Sharon Moskowitz was murdered in her Northwest Washington home more than 15 years ago. The District of Columbia Court of Appeals heard arguments this morning on whether the jury should learn that the man arrested in her death, Frederick Morton, was believed to be a heroin addict at the time.
In a twist on usual appeals court proceedings in criminal cases, the government, not the defense, appealed District of Columbia Superior Court Judge Thomas Motley's ruling that such evidence would be unfairly prejudicial and was, as a result, inadmissible.
The case presents a new challenge to longstanding precedent on the admissibility of uncharged crimes. The court has created stiff barriers for admitting such evidence in the past, finding that its probative value is often outweighed by the prejudice it creates against a defendant.
Moskowitz was found strangled to death on Jan. 21, 1997, according to court filings. Several hours after the murder, credit cards stolen from other residents of the house were used to make purchases at a gas station and several grocery stores.
Morton was arrested in 2009 following a lengthy police investigation, based in large part on witnesses who identified him from grocery store surveillance videos. He was charged with felony murder, burglary, kidnapping and robbery.
The government’s theory was that Morton committed the burglary to support a heroin addiction, and that Moskowitz was killed when she interrupted him. Assistant U.S. Attorney Elizabeth Danello said in arguments today that elements of the crime only made sense in the context of a drug addiction, from motive to the recklessness of someone who has just committed murder using credit cards stolen from the crime scene.
One piece of evidence cited heavily by the government was an open container of orange juice found near Moskowitz’s body. The government’s theory is that Morton opened the container and drank the juice after killing Moskowitz, fueled by a need for sugary substances common among heroin addicts.
“The trial court has cut out the before, the during, and part of the after of what really happened,” she told the court.
Associate Judges Stephen Glickman and Phyllis Thompson, and Senior Judge John Steadman heard the case. Glickman told Danello that the government’s argument “troubles me.” He said he was worried that a ruling for the government would “open the doors” to admitting evidence of drug use in cases where it historically has not been allowed. Specific to this case, Glickman said he felt the drug use evidence would go more towards Morton’s “propensity” to commit crime, as opposed to proof that he committed the crime in question.
Jonathan Anderson of the D.C. Public Defender Service disagreed with the government’s position that Motley looked at the evidence piecemeal, as opposed to as a whole, in deciding that its probative value did not outweigh the prejudice.
Anderson said Motley did look at the evidence in its totality and correctly determined that there wasn’t enough evidence to show that a drug addict committed the crime – there could be other explanations for the orange juice, for instance – so telling the jury that Morton was an addict would only add a “highly inflammatory” element to the trial.

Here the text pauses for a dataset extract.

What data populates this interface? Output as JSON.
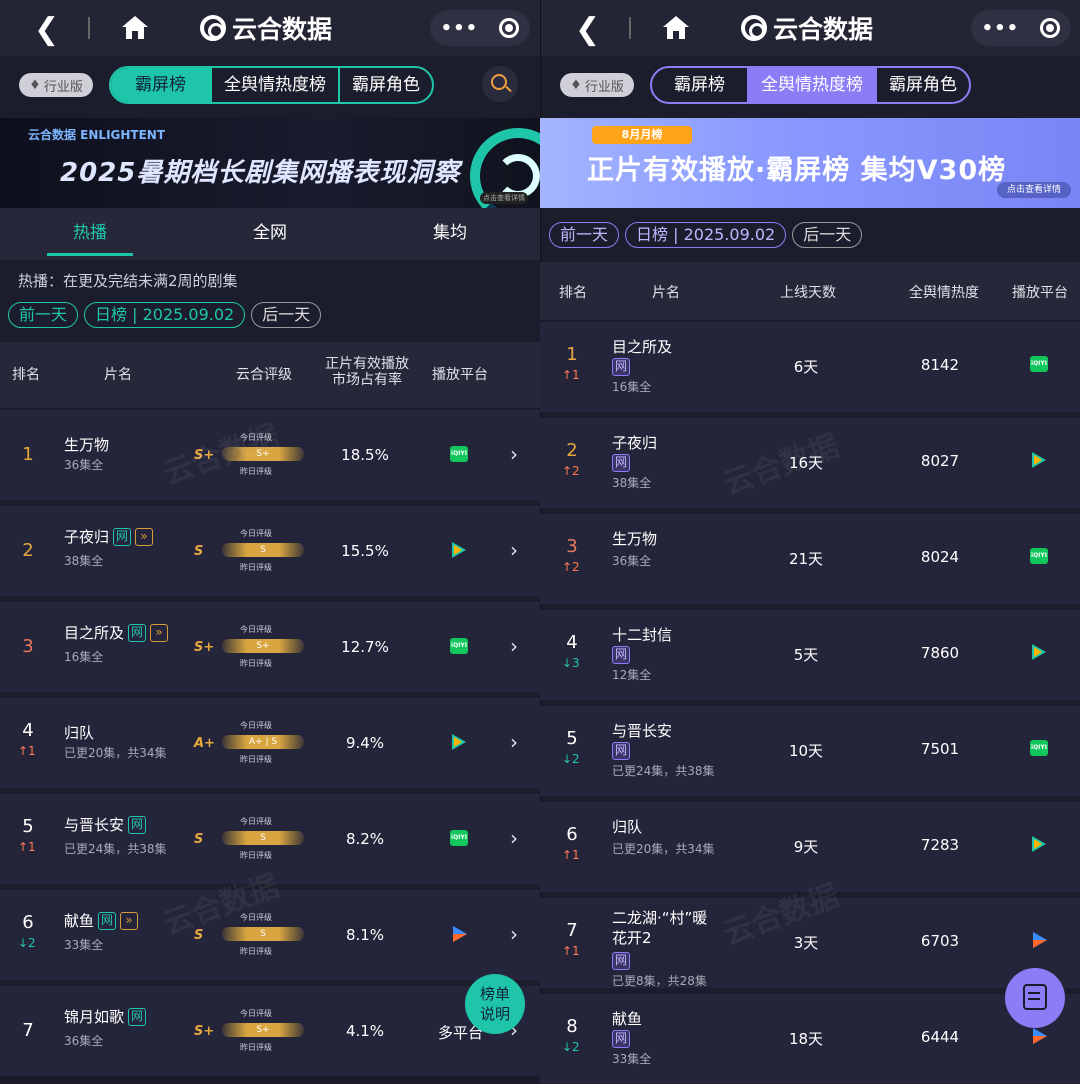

Steadman pressed Anderson to explain why the drug use evidence should be kept out when there was a chance the jury would reach that conclusion on their own. “You’re asking the jury to decide something where there’s a relevant fact that’s being kept from them,” he said.
Anderson said that the drug use evidence didn’t contribute enough to the overall case to be worth the prejudice against his client. The evidence that the crime was committed by a drug addict was weak, Anderson said, so telling the jury that Morton was an addict would only go to his “propensity” to commit crime.
“It adds the prejudicial impact that this court has repeatedly recognized,” he said.